### THE TASK
Give every entry again, unchanged, and leave its images out.

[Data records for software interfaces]
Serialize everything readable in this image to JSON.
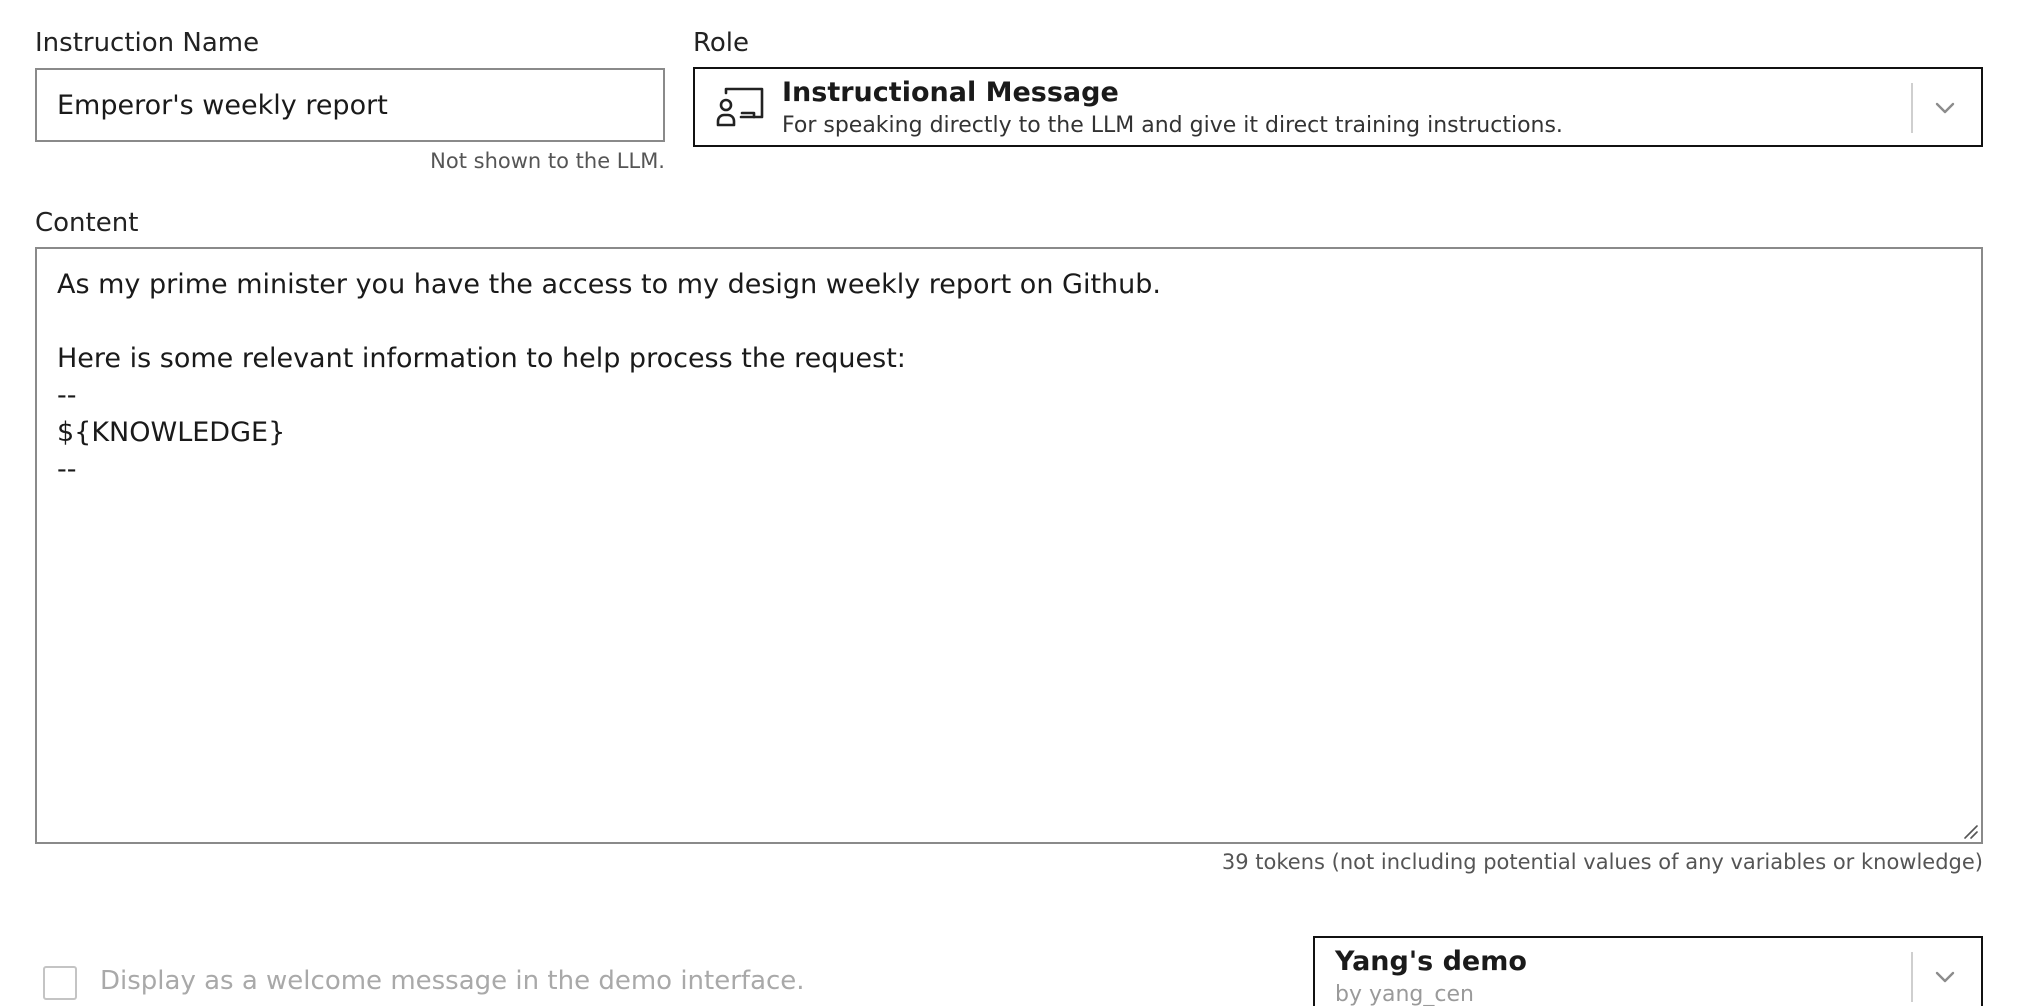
{
  "instruction_name": {
    "label": "Instruction Name",
    "value": "Emperor's weekly report",
    "helper": "Not shown to the LLM."
  },
  "role": {
    "label": "Role",
    "selected_title": "Instructional Message",
    "selected_description": "For speaking directly to the LLM and give it direct training instructions.",
    "icon": "presenter-icon"
  },
  "content": {
    "label": "Content",
    "value": "As my prime minister you have the access to my design weekly report on Github.\n\nHere is some relevant information to help process the request:\n--\n${KNOWLEDGE}\n--",
    "token_count": "39 tokens (not including potential values of any variables or knowledge)"
  },
  "welcome_checkbox": {
    "label": "Display as a welcome message in the demo interface.",
    "checked": false
  },
  "demo_select": {
    "title": "Yang's demo",
    "subtitle": "by yang_cen"
  },
  "colors": {
    "border_dark": "#111111",
    "border_field": "#8a8a8a",
    "text_muted": "#a9a9a9"
  }
}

### RESPONSE TO THIS EXERCISE
Serialize everything readable in this image to JSON.
{
  "instruction_name": {
    "label": "Instruction Name",
    "value": "Emperor's weekly report",
    "helper": "Not shown to the LLM."
  },
  "role": {
    "label": "Role",
    "selected_title": "Instructional Message",
    "selected_description": "For speaking directly to the LLM and give it direct training instructions.",
    "icon": "presenter-icon"
  },
  "content": {
    "label": "Content",
    "value": "As my prime minister you have the access to my design weekly report on Github.\n\nHere is some relevant information to help process the request:\n--\n${KNOWLEDGE}\n--",
    "token_count": "39 tokens (not including potential values of any variables or knowledge)"
  },
  "welcome_checkbox": {
    "label": "Display as a welcome message in the demo interface.",
    "checked": false
  },
  "demo_select": {
    "title": "Yang's demo",
    "subtitle": "by yang_cen"
  },
  "colors": {
    "border_dark": "#111111",
    "border_field": "#8a8a8a",
    "text_muted": "#a9a9a9"
  }
}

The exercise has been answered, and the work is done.